Lots of crazy fishing stories have crossed the desk here at LiveOutdoors this year from hooking giant gators to catching huge fish from kayaks, but few stories are as incredible as the one a Hawaiian kayak fisherman told fishing columnist Jim Rizzuto recently.
In his weekly fishing report from the big island of Hawaii, the columnist conveyed the story by Jared Willeford on how he caught a 158-pound marlin from a kayak recently out of Keauhou Bay in the Kona district.
It wasn’t the size of the fish that makes this story incredible. Not even for a kayak fisherman does the billfish beat any records. The largest marlin taken from a kayak in Hawaii measured 225 pounds.
What makes Willeford’s tale extraordinary is the fight it took to get it. Consider first that two weeks prior he hooked what was likely a similar fish and struggled with it on the line for 11 hours. The powerful fish had pulled the kayak many miles down the coastline before he was forced to let it go and paddle home in the dark.
Now here comes another bite out of the same bay a few weeks later. This time he fished with a hand line rather than rod and reel, which afforded a much heavier test. He was drifting through a school of bait fish when he got an enormous strike on the line that pulled the kayak backwards.
When the marlin realized it was in danger the fish turned its attack toward the fisherman. Earlier this year a marlin killed a spear fisherman in Hawaii, so the danger of these animals is clear.
Next, the fish took off straight out to sea. Now Willeford was being pulled away from the coast rather than along side it as before, which heightened his anxiety. Hooked at about 9 am, the fish tired by 1:30 pm. But this was just the start of the battle.
The fisherman then lashed the marlin to the kayak and began paddling the heavy load home. And would you believe it starts attracting a curious shark?
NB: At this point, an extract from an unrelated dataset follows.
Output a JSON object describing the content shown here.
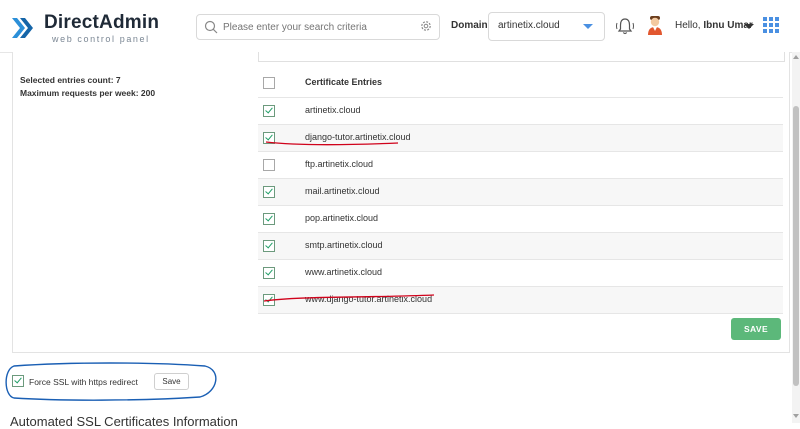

Luckily, the shark was only able to bite off part of the tail and eventually the brave fisherman got his proud take back to the dock with a glorious fishing story for the record breaks.
Photo credit: Jim Rizzuto Report/LureMakingKonaStyle.com